*** STORED DATA ***

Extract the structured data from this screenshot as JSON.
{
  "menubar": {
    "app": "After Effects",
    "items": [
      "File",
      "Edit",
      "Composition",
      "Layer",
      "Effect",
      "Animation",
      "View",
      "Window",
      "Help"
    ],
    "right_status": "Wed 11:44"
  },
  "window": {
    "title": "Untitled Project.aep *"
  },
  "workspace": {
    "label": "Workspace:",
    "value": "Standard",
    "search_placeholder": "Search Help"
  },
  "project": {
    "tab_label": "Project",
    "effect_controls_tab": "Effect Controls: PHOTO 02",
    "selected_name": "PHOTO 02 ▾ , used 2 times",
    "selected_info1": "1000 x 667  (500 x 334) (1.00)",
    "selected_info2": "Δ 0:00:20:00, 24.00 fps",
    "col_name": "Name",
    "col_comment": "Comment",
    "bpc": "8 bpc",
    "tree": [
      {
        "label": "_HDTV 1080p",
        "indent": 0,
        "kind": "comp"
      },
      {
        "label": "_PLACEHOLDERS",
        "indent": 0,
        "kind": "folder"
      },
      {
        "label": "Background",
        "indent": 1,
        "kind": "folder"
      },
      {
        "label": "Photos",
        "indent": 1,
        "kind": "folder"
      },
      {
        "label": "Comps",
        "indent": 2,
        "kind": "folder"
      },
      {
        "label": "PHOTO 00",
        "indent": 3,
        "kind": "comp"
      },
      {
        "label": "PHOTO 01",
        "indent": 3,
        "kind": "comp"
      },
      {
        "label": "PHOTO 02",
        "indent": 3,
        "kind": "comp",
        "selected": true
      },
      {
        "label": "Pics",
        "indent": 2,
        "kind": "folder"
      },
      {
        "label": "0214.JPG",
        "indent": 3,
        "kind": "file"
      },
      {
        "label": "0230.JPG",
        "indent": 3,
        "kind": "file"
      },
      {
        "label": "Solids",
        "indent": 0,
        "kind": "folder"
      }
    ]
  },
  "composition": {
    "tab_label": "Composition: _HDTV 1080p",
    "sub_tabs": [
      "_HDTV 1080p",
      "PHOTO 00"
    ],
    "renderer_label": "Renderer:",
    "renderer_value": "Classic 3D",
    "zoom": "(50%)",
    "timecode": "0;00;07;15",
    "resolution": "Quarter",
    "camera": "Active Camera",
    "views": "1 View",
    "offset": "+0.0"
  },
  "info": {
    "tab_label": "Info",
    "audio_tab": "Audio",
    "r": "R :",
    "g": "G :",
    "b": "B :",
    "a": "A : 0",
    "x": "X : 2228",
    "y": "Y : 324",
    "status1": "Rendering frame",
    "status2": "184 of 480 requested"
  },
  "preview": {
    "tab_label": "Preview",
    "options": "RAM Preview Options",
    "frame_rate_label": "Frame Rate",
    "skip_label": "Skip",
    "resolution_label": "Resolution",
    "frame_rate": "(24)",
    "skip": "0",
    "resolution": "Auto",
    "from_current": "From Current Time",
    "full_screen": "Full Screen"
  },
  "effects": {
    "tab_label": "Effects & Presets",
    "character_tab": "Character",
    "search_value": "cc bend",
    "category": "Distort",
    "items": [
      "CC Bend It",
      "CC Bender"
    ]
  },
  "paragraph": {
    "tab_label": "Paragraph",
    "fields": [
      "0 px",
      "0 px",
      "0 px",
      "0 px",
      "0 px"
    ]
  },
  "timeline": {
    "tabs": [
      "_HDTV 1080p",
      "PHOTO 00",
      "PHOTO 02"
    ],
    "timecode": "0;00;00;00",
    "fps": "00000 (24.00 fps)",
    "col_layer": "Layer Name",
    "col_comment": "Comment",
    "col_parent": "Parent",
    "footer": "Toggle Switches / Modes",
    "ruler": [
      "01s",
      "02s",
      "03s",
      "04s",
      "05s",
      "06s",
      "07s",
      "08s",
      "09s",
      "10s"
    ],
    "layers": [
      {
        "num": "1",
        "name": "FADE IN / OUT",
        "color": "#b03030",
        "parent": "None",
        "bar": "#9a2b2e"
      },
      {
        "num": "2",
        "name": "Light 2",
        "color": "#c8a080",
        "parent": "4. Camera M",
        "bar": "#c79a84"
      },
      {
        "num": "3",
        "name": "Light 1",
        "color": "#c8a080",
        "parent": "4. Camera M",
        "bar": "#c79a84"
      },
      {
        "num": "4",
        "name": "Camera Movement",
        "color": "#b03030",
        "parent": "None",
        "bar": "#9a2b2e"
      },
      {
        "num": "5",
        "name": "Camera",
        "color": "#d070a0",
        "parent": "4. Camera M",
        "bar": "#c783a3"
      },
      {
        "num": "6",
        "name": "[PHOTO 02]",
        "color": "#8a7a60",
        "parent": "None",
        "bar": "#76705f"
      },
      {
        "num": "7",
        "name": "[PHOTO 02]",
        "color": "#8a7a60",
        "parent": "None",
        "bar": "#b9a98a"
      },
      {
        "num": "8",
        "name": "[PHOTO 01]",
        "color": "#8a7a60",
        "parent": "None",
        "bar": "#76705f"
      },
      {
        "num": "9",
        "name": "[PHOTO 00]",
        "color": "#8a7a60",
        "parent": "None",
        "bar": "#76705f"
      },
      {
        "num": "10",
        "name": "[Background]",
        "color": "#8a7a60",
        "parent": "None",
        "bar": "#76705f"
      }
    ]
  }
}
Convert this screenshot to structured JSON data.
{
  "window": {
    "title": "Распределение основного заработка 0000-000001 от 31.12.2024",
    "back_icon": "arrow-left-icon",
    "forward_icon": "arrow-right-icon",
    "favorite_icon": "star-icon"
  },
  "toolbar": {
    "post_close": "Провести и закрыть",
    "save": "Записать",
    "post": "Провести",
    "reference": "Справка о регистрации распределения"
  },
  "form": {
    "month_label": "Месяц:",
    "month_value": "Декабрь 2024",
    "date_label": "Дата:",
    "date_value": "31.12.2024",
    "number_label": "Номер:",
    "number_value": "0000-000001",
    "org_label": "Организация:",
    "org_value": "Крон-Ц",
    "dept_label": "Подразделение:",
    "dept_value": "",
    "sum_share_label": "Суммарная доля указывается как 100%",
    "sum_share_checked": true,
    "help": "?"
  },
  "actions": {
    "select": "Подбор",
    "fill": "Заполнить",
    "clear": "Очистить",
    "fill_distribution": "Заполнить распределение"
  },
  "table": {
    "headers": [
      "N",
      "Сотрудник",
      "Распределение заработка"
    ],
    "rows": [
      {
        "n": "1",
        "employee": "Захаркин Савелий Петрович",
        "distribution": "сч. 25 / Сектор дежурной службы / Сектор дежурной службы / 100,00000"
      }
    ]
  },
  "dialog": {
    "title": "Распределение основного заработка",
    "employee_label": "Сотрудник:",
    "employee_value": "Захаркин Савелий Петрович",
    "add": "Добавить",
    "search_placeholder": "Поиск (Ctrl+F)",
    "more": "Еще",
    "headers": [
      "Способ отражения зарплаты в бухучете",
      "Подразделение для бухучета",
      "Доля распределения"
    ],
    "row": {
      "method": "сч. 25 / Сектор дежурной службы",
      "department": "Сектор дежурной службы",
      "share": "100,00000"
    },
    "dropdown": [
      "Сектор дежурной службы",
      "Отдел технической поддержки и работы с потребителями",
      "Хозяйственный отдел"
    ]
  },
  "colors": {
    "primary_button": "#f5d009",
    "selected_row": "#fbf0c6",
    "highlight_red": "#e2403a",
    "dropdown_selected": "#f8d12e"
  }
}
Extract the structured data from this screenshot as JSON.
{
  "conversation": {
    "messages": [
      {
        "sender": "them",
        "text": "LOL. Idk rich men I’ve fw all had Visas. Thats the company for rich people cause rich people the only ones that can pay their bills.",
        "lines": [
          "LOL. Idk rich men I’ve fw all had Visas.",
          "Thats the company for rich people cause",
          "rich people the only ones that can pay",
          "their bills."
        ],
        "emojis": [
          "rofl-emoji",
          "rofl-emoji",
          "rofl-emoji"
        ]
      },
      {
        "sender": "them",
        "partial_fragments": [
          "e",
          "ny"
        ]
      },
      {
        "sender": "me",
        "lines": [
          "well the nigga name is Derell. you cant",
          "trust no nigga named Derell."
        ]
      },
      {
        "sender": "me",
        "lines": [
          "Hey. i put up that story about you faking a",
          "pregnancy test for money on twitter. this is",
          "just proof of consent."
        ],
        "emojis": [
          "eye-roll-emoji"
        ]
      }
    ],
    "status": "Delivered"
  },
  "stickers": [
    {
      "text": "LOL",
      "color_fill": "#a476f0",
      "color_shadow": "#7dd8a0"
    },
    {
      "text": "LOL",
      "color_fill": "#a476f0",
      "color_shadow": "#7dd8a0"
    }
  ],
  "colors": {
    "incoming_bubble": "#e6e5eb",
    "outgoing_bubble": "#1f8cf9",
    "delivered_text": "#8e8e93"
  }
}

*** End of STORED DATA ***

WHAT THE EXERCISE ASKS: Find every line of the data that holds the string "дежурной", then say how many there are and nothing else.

RESPONSE AREA: 4